The guy behind the counter looked nice enough, even if he didn’t strike me as maybe the smartest local person, but then I didn’t know anything about the locals. His mouth dropped open a little when I asked how deep the Missouri was. He looked stupefied by the question, but it turned out he was just thinking. After a few seconds, he turned around and took a book out of a kiosk behind him, a book for tourists to Nebraska. I hadn’t known there was such a thing. He went straight to the back of the book like he knew what he was doing, found the page he wanted and said, “The Missouri River is the longest river of the United States and the principal tributary of the Mississippi River. The length of the combined Missouri-Mississippi system is 3,740 miles.”

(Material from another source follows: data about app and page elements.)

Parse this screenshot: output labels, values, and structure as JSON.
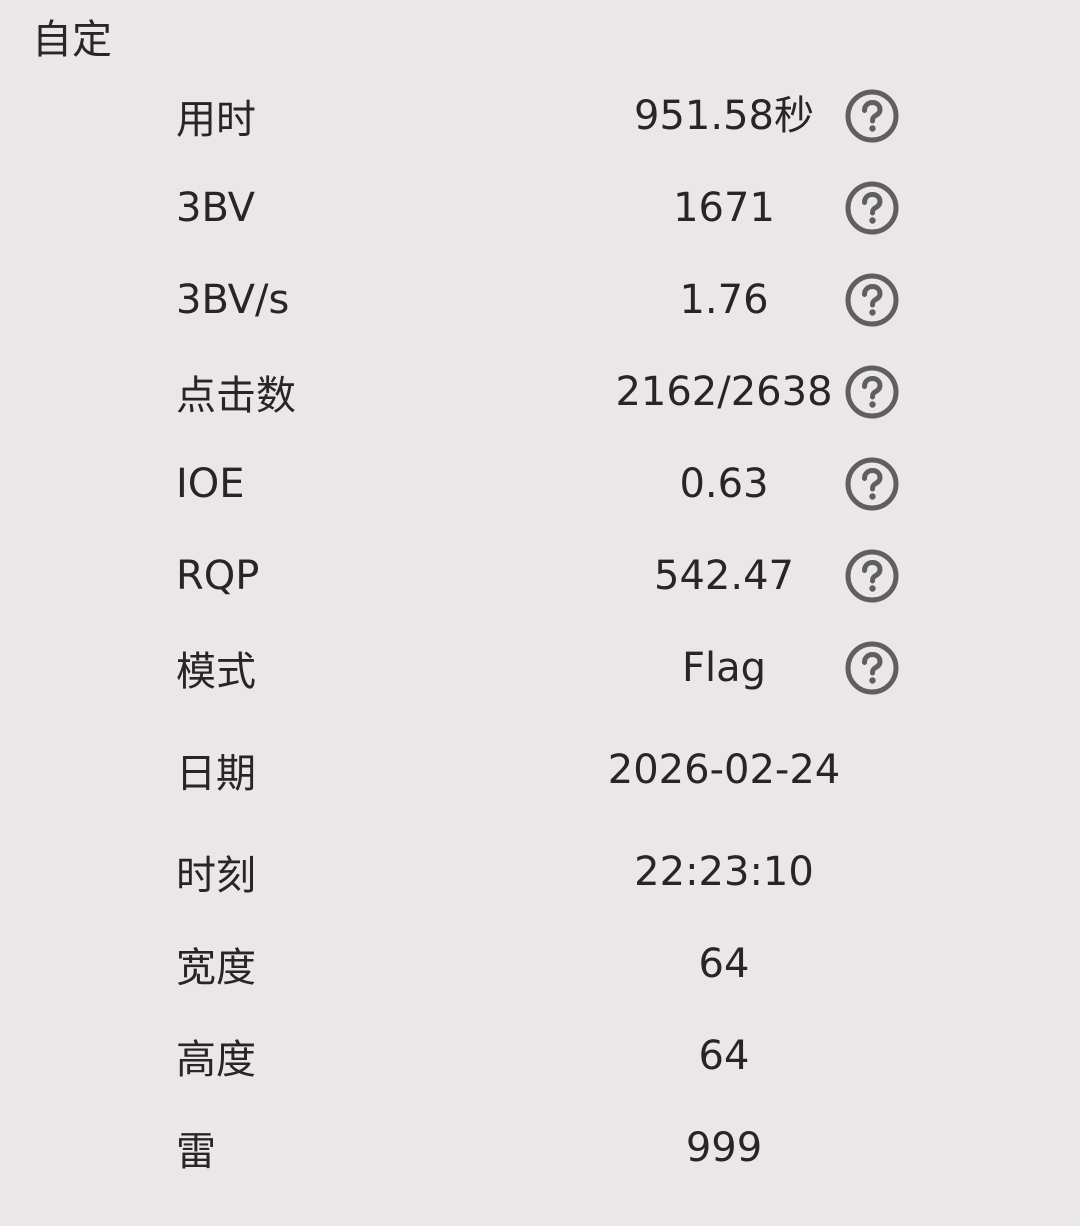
{
  "header": {
    "title": "自定"
  },
  "stats": [
    {
      "label": "用时",
      "value": "951.58秒",
      "help": true
    },
    {
      "label": "3BV",
      "value": "1671",
      "help": true
    },
    {
      "label": "3BV/s",
      "value": "1.76",
      "help": true
    },
    {
      "label": "点击数",
      "value": "2162/2638",
      "help": true
    },
    {
      "label": "IOE",
      "value": "0.63",
      "help": true
    },
    {
      "label": "RQP",
      "value": "542.47",
      "help": true
    },
    {
      "label": "模式",
      "value": "Flag",
      "help": true
    },
    {
      "label": "日期",
      "value": "2026-02-24",
      "help": false
    },
    {
      "label": "时刻",
      "value": "22:23:10",
      "help": false
    },
    {
      "label": "宽度",
      "value": "64",
      "help": false
    },
    {
      "label": "高度",
      "value": "64",
      "help": false
    },
    {
      "label": "雷",
      "value": "999",
      "help": false
    }
  ],
  "icons": {
    "help": "question-circle-icon"
  },
  "colors": {
    "background": "#ebe6e7",
    "text": "#2a2426",
    "icon": "#5f5f5f"
  }
}
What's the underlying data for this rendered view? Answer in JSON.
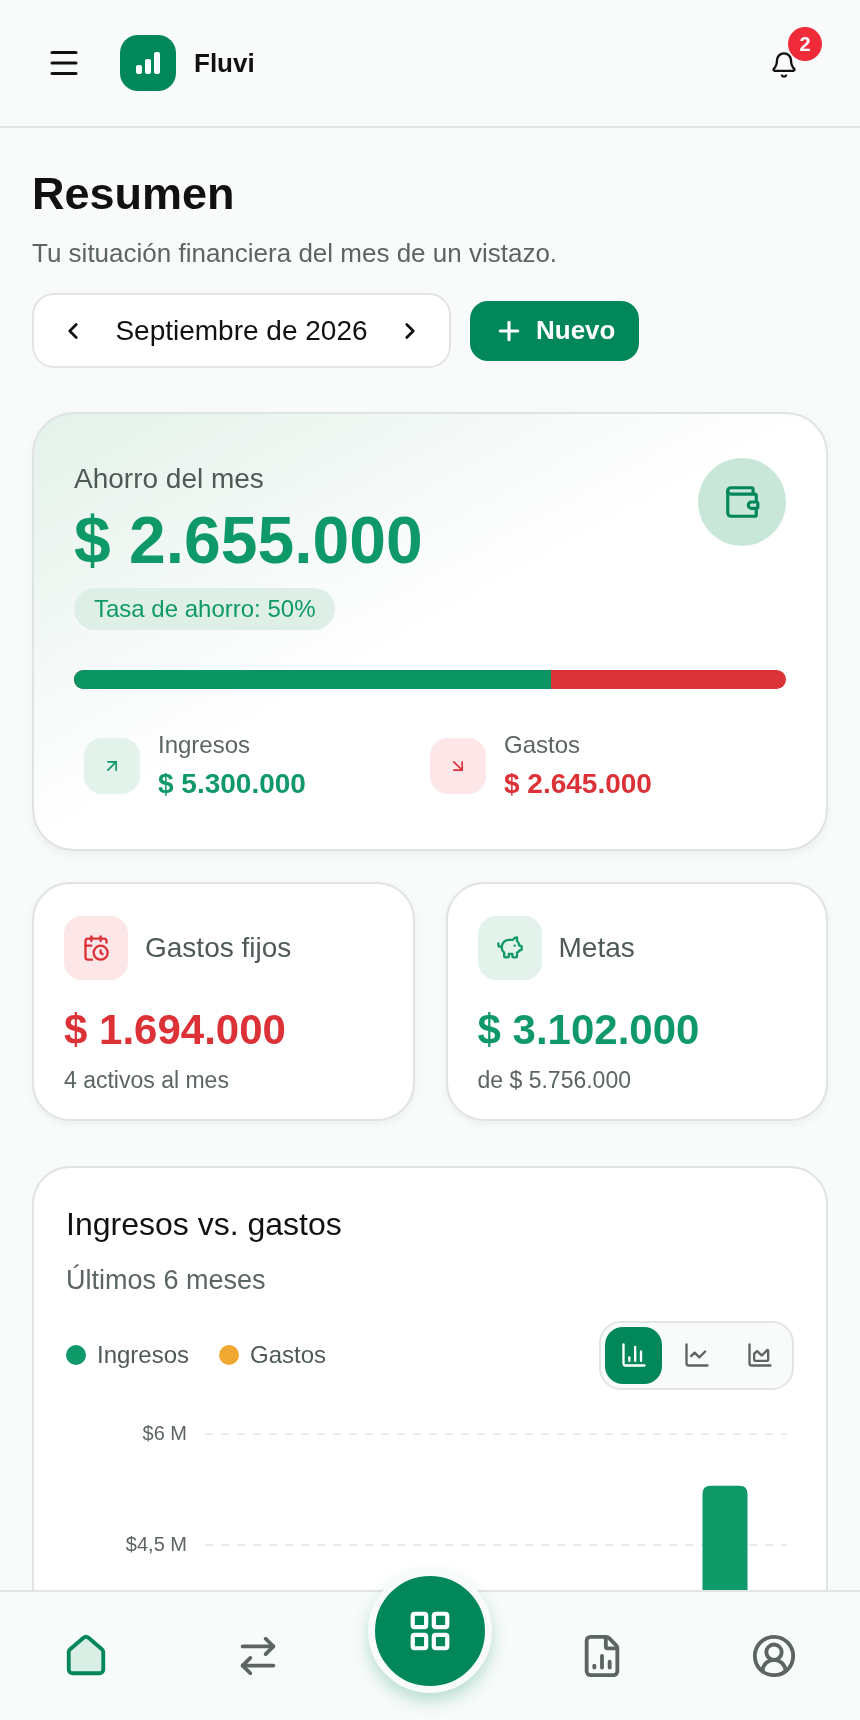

He glanced up at me, maybe to see if I was properly impressed, which I was, but I also thought it was a little slick of him finding the information so quickly. I wondered if maybe he was making it up; I wanted to test him a little, to say something like show me where it says that,” but I thought it might hurt his feelings, me insinuating he was a liar. He looked at the book again and then back to me, “I’m afraid that’s all it says, Miss. It doesn’t say anything about how deep it is. Anything else you want to know about Nebraska pretty much‘ll be in this book.” He held the book up. It was for sale. He wasn’t only selling gas and snacks and sodas; he was selling books as well. It hadn’t once occurred to me to buy a travel guide to Nebraska.
“I’ll take it.” I laid down my credit card. “I’m on pump 5. Just add it to the gas.”
“Will do.” He didn’t smile when he said this, but I sensed—along with his surprise that someone had finally come along and bought that Nebraska tourist guidebook, the only copy in the kiosk—a sort of pride in his sales skills. If, right then, I’d been in a position to hire for our marketing team, I’d have suggested he apply. He’d surprised me, and as I drove on I-80 toward Lincoln with my new tourist guide, I made a resolution to try not to let looks deceive me. At the time, I meant it.
I’d wanted to be alone, but until I was on the road, I hadn’t known what an oppressive thing real solitude can be, an ordeal all its own. Still, other people scared me more than being alone. I’d learned how unpredictable, how dangerous people are. I’d learned how people, even the one person you think you can trust, will turn on you. How one minute you feel safe and the next your life falls apart, and things you counted on, the person you thought had your back, becomes your worst nightmare. Fear and betrayal. Those things will rewire your brain.
I wanted to shut my eyes, to pretend the things that were happening weren’t really happening, to escape any way I could. But I couldn’t seem to outrun the things I’d left behind. Every time I closed my eyes, I saw it playing over and over again like a little movie in my head. Plus, where could I hide in a world where it seems like everyone can be found?
Ladette Randolph is the editor-in-chief of Ploughshares and on the faculty at Emerson College. She is the author of five books, including three novels: Private Way, A Sandhills Ballad (a New York Times Editor’s Choice book) and Haven’s Wake; the memoir Leaving the Pink House, and the short story collection This is Not The Tropics. She is the recipient of a Rona Jaffe grant, a Pushcart Prize, the Virginia Faulkner award, and a Nebraska Book Award, and has been reprinted in Best New American Voices.